The Salt HD 10 was a complete cannon, and I felt like this rod over-corrected a bit and it's a touch too soft [for a 10wt] for my liking. Still, this is a decent rod for small-to-medium tarpon and larger permit. However, if you're looking to bomb casts with Beast flies... you'll probably want to look elsewhere - the rod was completely overloaded with an SA Titan or Rio Outbound Short.
Best Uses: Delicate work for permit and tarpon
The 11wt is now the go-to for tarpon anglers worldwide, and Sage designed the R8 Salt eleven specifically for this purpose. Like most of the series, it's soft - and if I'm being honest, it was too soft even with an SA Tarpon line. It's really more of a 10.5wt than an 11. If you're fishing for big laid-up fish, and you're an excellent caster, this might work...
Lines: We didn't find one we liked, but if you're looking to try something, check out Rio Technical Tarpon.
Best Uses: Technical tarpon fishing?
9' 12wt w/Extended Grip
While most of the new Salt R8 series was soft, this one was not. If you're looking for a rod that brings you back to the Xi3 days, this is the one that does it. It's ideal for big tarpon, GT's and smaller billfish. Be prepared - it's a lot of rod, but it can really throw some line.
Best Uses: GTs, small sailfish
As much as I hate to say it, the winner is the 9' 8wt. It has clearly (and perhaps rightfully) gotten the most attention from the rod designers, and it shows. This was the only rod in the series that was truly able to cast a wide range of lines the way we like them. Honorable mentions for both the 6- and 7-weights

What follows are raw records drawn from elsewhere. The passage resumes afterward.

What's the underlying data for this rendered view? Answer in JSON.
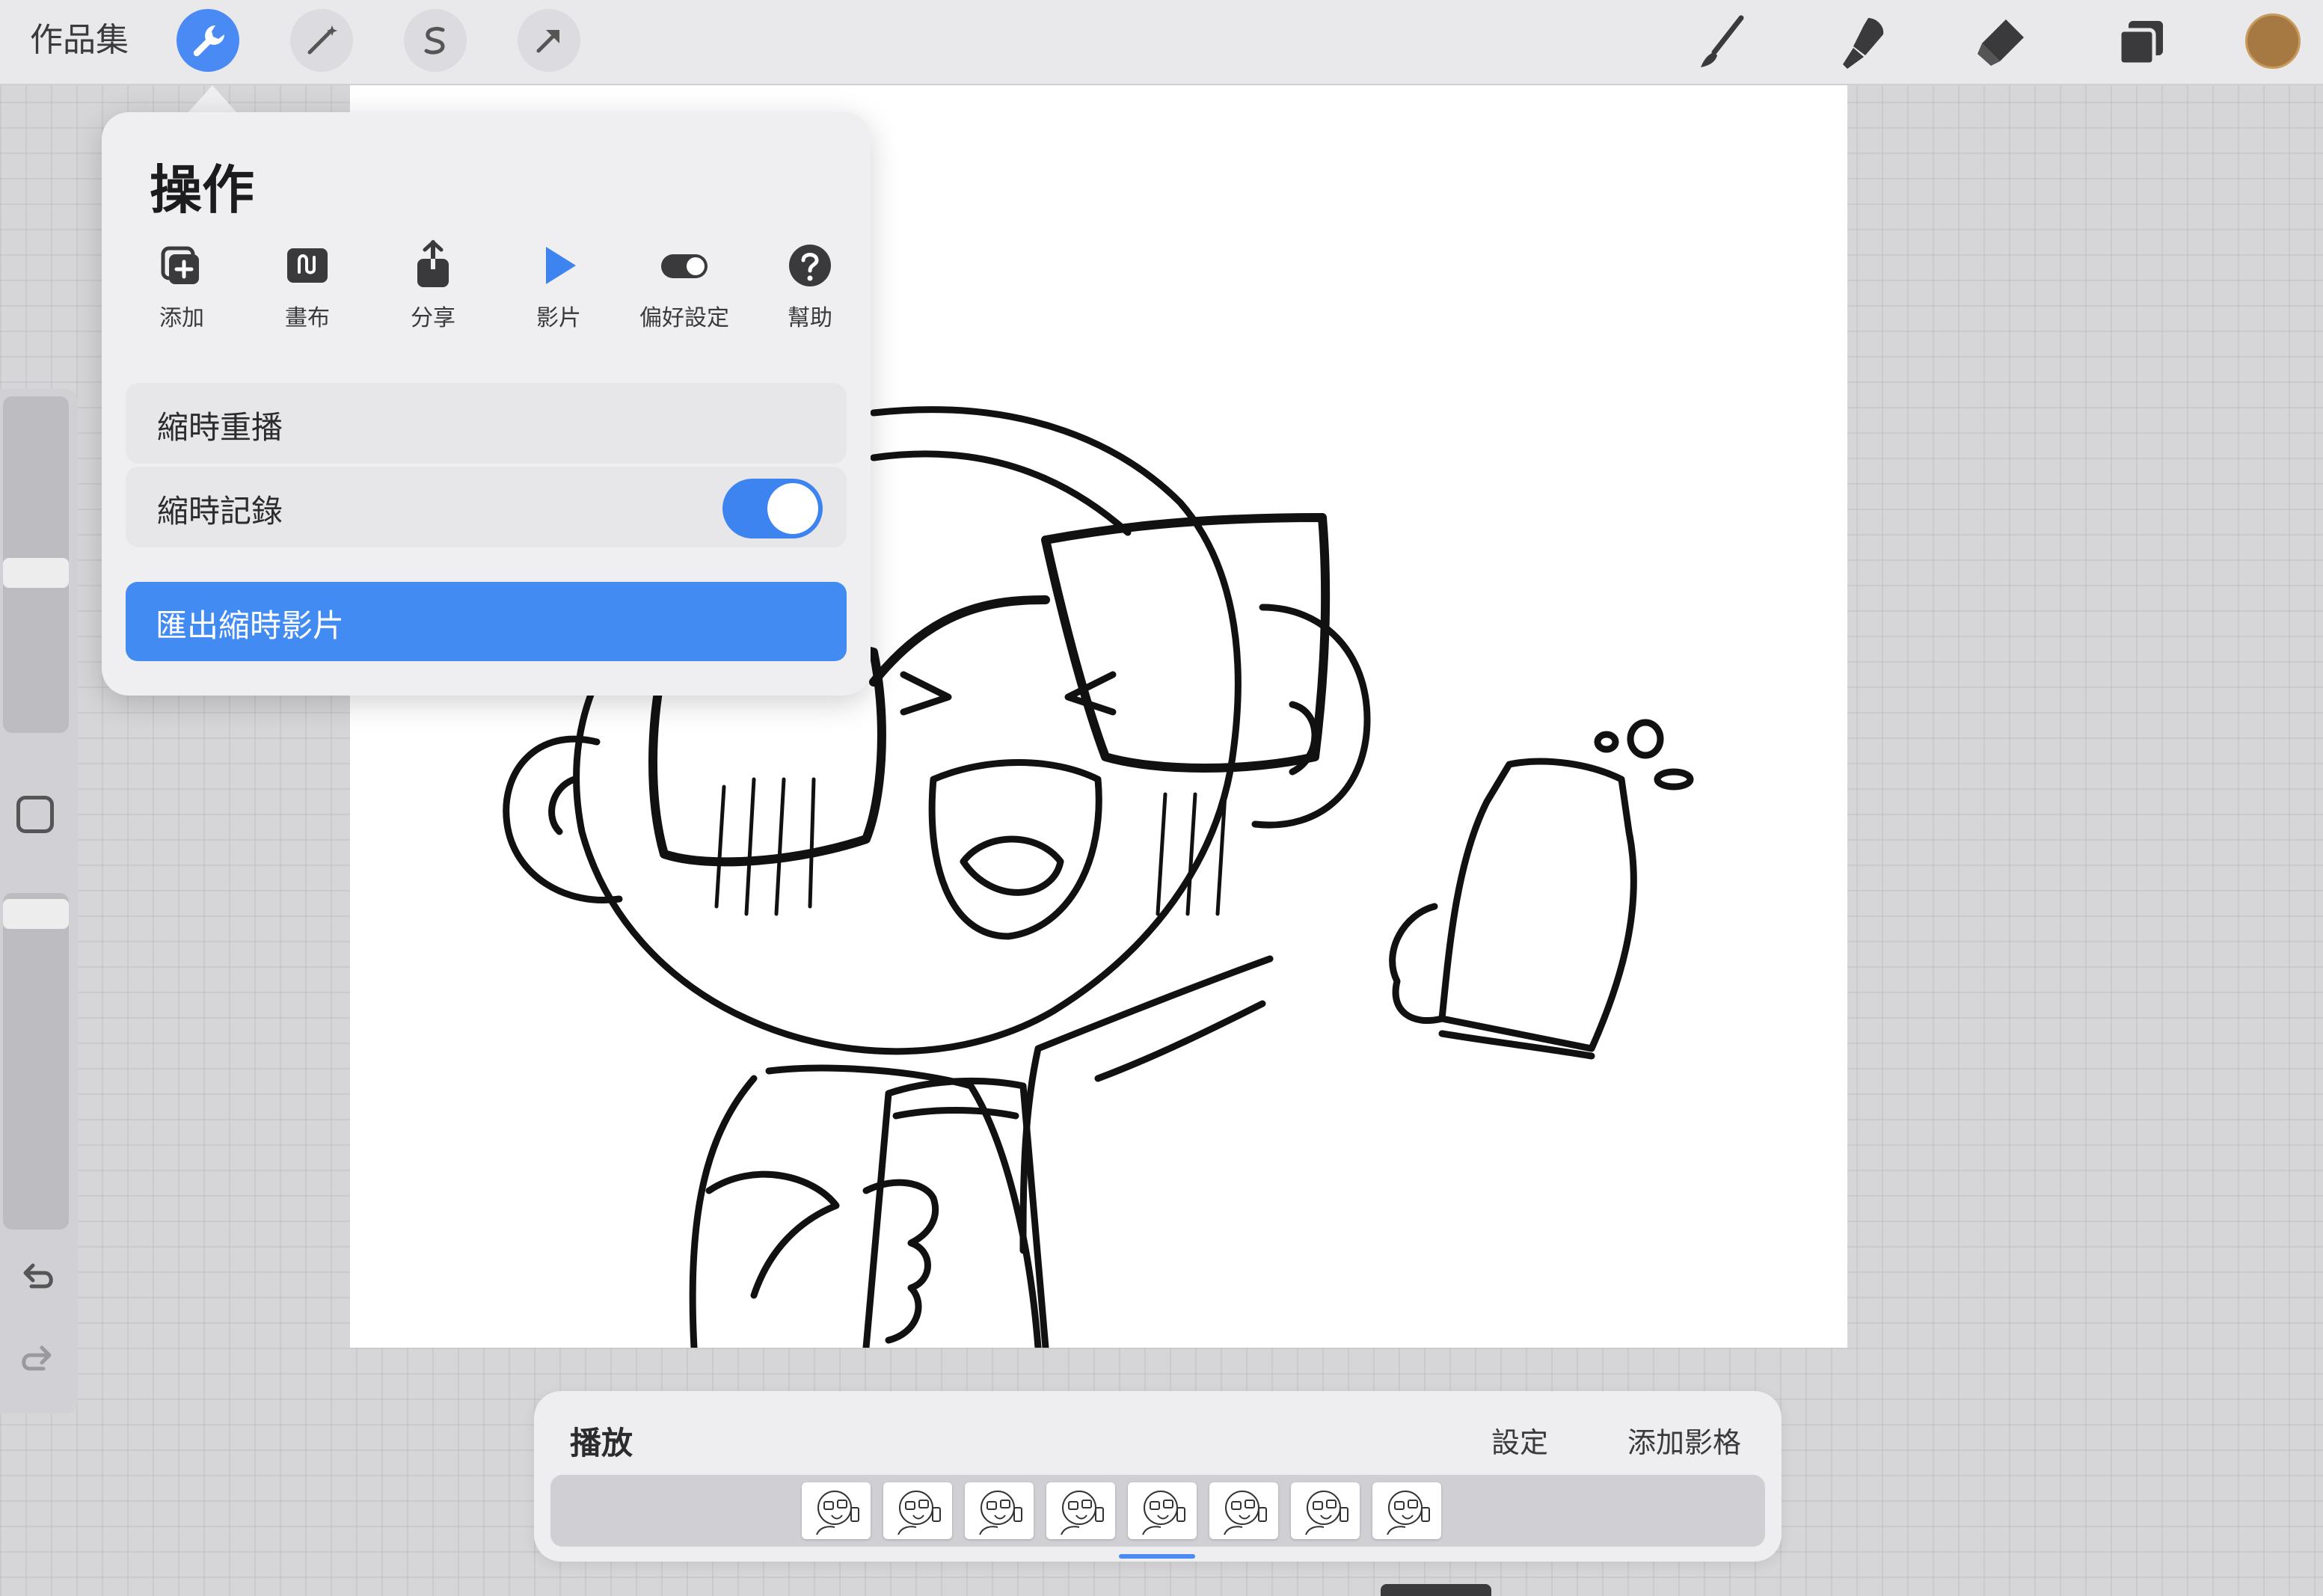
{
  "app": {
    "gallery_label": "作品集"
  },
  "toolbar_left": [
    {
      "name": "actions-wrench-icon",
      "active": true
    },
    {
      "name": "adjustments-wand-icon",
      "active": false
    },
    {
      "name": "selection-s-icon",
      "active": false
    },
    {
      "name": "transform-arrow-icon",
      "active": false
    }
  ],
  "toolbar_right": [
    "brush-icon",
    "smudge-icon",
    "eraser-icon",
    "layers-icon"
  ],
  "colors": {
    "accent": "#4a8af4",
    "current_color": "#a57941",
    "toolbar_bg": "#e9e9ec"
  },
  "actions_panel": {
    "title": "操作",
    "tabs": [
      {
        "label": "添加",
        "icon": "add-icon"
      },
      {
        "label": "畫布",
        "icon": "canvas-icon"
      },
      {
        "label": "分享",
        "icon": "share-icon"
      },
      {
        "label": "影片",
        "icon": "video-play-icon",
        "active": true
      },
      {
        "label": "偏好設定",
        "icon": "preferences-toggle-icon"
      },
      {
        "label": "幫助",
        "icon": "help-icon"
      }
    ],
    "rows": {
      "timelapse_replay": "縮時重播",
      "timelapse_record": "縮時記錄",
      "timelapse_record_on": true
    },
    "export_button": "匯出縮時影片"
  },
  "animation_panel": {
    "title": "播放",
    "settings": "設定",
    "add_frame": "添加影格",
    "frame_count": 8
  }
}
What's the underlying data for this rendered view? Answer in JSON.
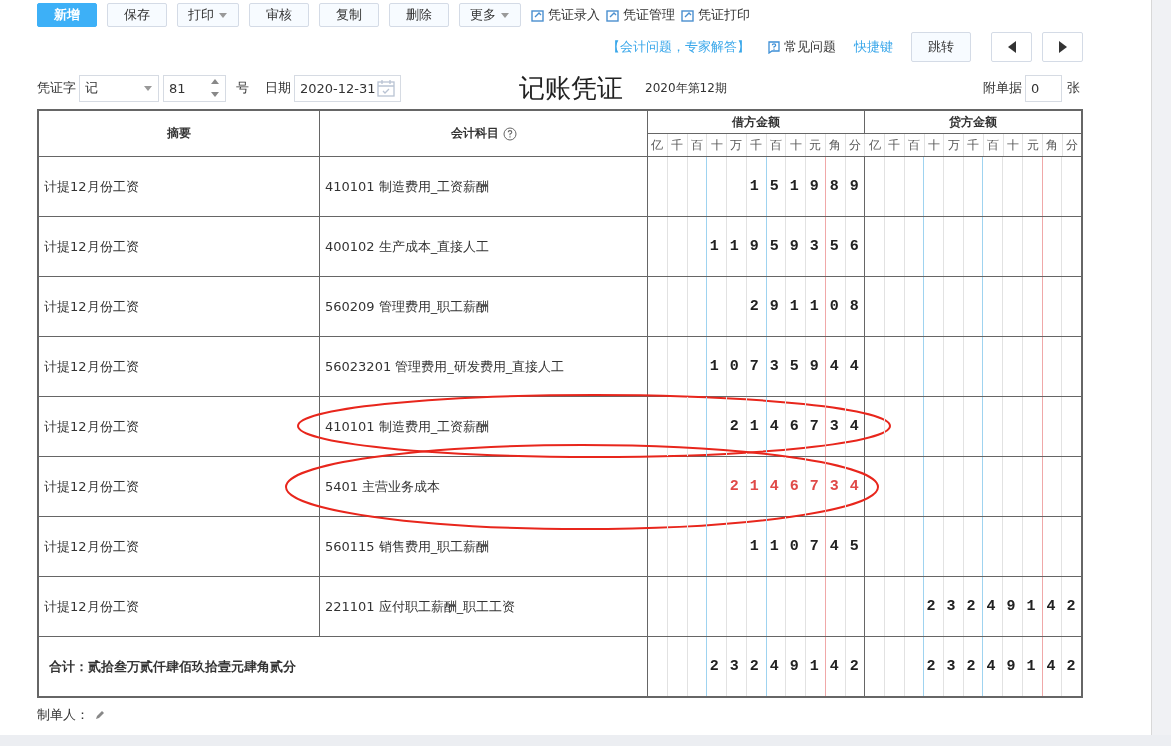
{
  "toolbar": {
    "buttons": [
      {
        "label": "新增",
        "kind": "primary"
      },
      {
        "label": "保存",
        "kind": "plain"
      },
      {
        "label": "打印",
        "kind": "dropdown"
      },
      {
        "label": "审核",
        "kind": "plain"
      },
      {
        "label": "复制",
        "kind": "plain"
      },
      {
        "label": "删除",
        "kind": "plain"
      },
      {
        "label": "更多",
        "kind": "dropdown"
      }
    ],
    "links": [
      "凭证录入",
      "凭证管理",
      "凭证打印"
    ]
  },
  "help_bar": {
    "expert_link": "【会计问题，专家解答】",
    "faq": "常见问题",
    "shortcuts": "快捷键",
    "jump_button": "跳转"
  },
  "header": {
    "voucher_label": "凭证字",
    "voucher_type": "记",
    "number": "81",
    "number_suffix": "号",
    "date_label": "日期",
    "date": "2020-12-31",
    "title": "记账凭证",
    "period": "2020年第12期",
    "attachments_label": "附单据",
    "attachments": "0",
    "attachments_suffix": "张"
  },
  "table": {
    "columns": {
      "summary": "摘要",
      "account": "会计科目",
      "debit": "借方金额",
      "credit": "贷方金额",
      "debit_units": [
        "亿",
        "千",
        "百",
        "十",
        "万",
        "千",
        "百",
        "十",
        "元",
        "角",
        "分"
      ],
      "credit_units": [
        "亿",
        "千",
        "百",
        "十",
        "万",
        "千",
        "百",
        "十",
        "元",
        "角",
        "分"
      ]
    },
    "rows": [
      {
        "summary": "计提12月份工资",
        "account": "410101 制造费用_工资薪酬",
        "debit": "151989",
        "credit": "",
        "circled": false,
        "highlighted": false
      },
      {
        "summary": "计提12月份工资",
        "account": "400102 生产成本_直接人工",
        "debit": "11959356",
        "credit": "",
        "circled": false,
        "highlighted": false
      },
      {
        "summary": "计提12月份工资",
        "account": "560209 管理费用_职工薪酬",
        "debit": "291108",
        "credit": "",
        "circled": false,
        "highlighted": false
      },
      {
        "summary": "计提12月份工资",
        "account": "56023201 管理费用_研发费用_直接人工",
        "debit": "10735944",
        "credit": "",
        "circled": false,
        "highlighted": false
      },
      {
        "summary": "计提12月份工资",
        "account": "410101 制造费用_工资薪酬",
        "debit": "2146734",
        "credit": "",
        "circled": true,
        "highlighted": false
      },
      {
        "summary": "计提12月份工资",
        "account": "5401 主营业务成本",
        "debit": "2146734",
        "credit": "",
        "circled": true,
        "highlighted": true
      },
      {
        "summary": "计提12月份工资",
        "account": "560115 销售费用_职工薪酬",
        "debit": "110745",
        "credit": "",
        "circled": false,
        "highlighted": false
      },
      {
        "summary": "计提12月份工资",
        "account": "221101 应付职工薪酬_职工工资",
        "debit": "",
        "credit": "23249142",
        "circled": false,
        "highlighted": false
      }
    ],
    "total": {
      "label": "合计：贰拾叁万贰仟肆佰玖拾壹元肆角贰分",
      "debit": "23249142",
      "credit": "23249142"
    }
  },
  "footer": {
    "preparer_label": "制单人："
  }
}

Least Favorite Rod:
The 9’ 11wt had me confused. It was SO soft - to the point of wondering what purpose this rod could possibly serve.